The results with cold coflow revealed less stable flames, increasing lift-off heights, decreasing flame lengths and higher flame base mobility with increasing dilution level of the fuel. The axial luminescence distributions of flames with hot coflows were more uniform than those formed with cold coflow. As dilution increased, the intensity of the combustion decreased. With hot coflow, both pure DNG fuel and DNG-CO2mixtures stabilized as a result of auto-ignition kernels. The location of the auto-ignition kernel formation is found to be related to the coflow temperature, whereas the fuel or coflow dilution has no substantial influence on this location. The frequency of auto-ignition kernel formation is estimated to rise with increasing fuel and coflow dilution and higher temperatures. It is disclosed that kernels obtained with diluted fuels have more homogeneous structure and undergo less intense combustion. The same influences were observed for lower temperatures and O2 levels in the coflow. No correlation is found between the fuel dilution and the auto-ignition kernel propagation speed. The average axial auto-ignition kernel velocities are measured to range from 0.125 SL to 0.265 SL. Earlier and slightly stronger entrainment of the hot coflow is observed with the pure DNG case, compared to the 30% CO2 case, due to its higher velocity resulting in higher momentum.
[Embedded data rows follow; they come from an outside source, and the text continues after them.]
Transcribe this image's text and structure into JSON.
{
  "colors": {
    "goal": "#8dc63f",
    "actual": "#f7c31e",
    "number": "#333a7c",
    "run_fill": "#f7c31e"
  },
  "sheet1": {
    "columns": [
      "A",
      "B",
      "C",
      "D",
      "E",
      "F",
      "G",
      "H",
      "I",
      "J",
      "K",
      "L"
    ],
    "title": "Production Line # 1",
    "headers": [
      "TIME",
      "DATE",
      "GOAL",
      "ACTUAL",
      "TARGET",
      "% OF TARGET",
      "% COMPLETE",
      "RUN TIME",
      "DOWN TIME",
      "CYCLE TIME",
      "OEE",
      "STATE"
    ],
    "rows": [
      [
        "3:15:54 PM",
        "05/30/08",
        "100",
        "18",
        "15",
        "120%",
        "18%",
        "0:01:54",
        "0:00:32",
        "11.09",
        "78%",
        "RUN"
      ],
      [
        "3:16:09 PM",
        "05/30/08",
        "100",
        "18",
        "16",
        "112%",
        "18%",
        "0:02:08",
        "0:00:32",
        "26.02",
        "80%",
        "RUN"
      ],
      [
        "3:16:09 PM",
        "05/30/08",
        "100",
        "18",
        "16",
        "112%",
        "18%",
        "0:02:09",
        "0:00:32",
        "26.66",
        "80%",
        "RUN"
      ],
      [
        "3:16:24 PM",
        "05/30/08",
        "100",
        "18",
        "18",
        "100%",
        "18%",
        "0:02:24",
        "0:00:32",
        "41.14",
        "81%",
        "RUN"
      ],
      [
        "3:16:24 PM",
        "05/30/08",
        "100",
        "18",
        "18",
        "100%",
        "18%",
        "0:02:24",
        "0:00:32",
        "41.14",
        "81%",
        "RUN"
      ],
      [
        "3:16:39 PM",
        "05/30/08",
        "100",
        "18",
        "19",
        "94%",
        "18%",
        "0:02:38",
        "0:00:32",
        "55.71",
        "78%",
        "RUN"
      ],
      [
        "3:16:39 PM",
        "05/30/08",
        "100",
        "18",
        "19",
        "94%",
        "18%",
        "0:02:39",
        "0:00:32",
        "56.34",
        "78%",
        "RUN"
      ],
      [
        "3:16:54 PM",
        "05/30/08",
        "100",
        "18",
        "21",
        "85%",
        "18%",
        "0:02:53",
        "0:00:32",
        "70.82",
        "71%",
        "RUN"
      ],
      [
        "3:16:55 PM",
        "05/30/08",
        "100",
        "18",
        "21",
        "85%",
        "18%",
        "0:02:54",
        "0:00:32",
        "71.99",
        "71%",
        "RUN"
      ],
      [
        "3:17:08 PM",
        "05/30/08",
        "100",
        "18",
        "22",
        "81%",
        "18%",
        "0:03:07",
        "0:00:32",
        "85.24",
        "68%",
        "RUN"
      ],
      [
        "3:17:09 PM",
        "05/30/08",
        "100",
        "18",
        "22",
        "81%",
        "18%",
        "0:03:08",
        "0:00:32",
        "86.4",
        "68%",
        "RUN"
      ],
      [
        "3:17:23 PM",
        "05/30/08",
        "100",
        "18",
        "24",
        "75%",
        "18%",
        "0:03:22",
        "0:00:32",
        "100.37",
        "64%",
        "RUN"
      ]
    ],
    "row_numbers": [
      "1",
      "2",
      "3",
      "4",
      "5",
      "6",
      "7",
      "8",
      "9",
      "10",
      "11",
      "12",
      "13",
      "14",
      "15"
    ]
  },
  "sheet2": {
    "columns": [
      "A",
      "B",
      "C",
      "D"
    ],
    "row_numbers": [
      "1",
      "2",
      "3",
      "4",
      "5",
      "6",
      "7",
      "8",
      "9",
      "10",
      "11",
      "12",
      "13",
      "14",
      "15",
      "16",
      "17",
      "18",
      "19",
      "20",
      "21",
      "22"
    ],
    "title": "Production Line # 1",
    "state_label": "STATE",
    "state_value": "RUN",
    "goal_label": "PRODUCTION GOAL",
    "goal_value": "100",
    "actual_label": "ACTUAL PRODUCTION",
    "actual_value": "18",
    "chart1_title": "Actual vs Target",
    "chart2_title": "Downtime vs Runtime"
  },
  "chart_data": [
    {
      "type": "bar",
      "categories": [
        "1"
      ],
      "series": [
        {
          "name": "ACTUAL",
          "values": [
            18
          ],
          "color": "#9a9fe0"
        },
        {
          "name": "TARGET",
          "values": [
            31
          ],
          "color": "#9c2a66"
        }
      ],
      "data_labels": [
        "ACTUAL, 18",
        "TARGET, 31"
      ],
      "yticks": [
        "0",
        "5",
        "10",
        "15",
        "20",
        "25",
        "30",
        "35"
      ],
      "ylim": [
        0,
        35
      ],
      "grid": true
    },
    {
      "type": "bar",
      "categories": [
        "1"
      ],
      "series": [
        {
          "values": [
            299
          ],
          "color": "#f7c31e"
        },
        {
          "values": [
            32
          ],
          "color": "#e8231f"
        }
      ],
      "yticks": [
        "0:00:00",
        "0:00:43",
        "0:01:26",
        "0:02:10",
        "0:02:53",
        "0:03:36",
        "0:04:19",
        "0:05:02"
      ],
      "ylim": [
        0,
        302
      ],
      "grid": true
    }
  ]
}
The heat release is found to damp the turbulence and vorticity, resulting in slightly higher turbulence and vorticity levels with low calorific value (LCV) fuels.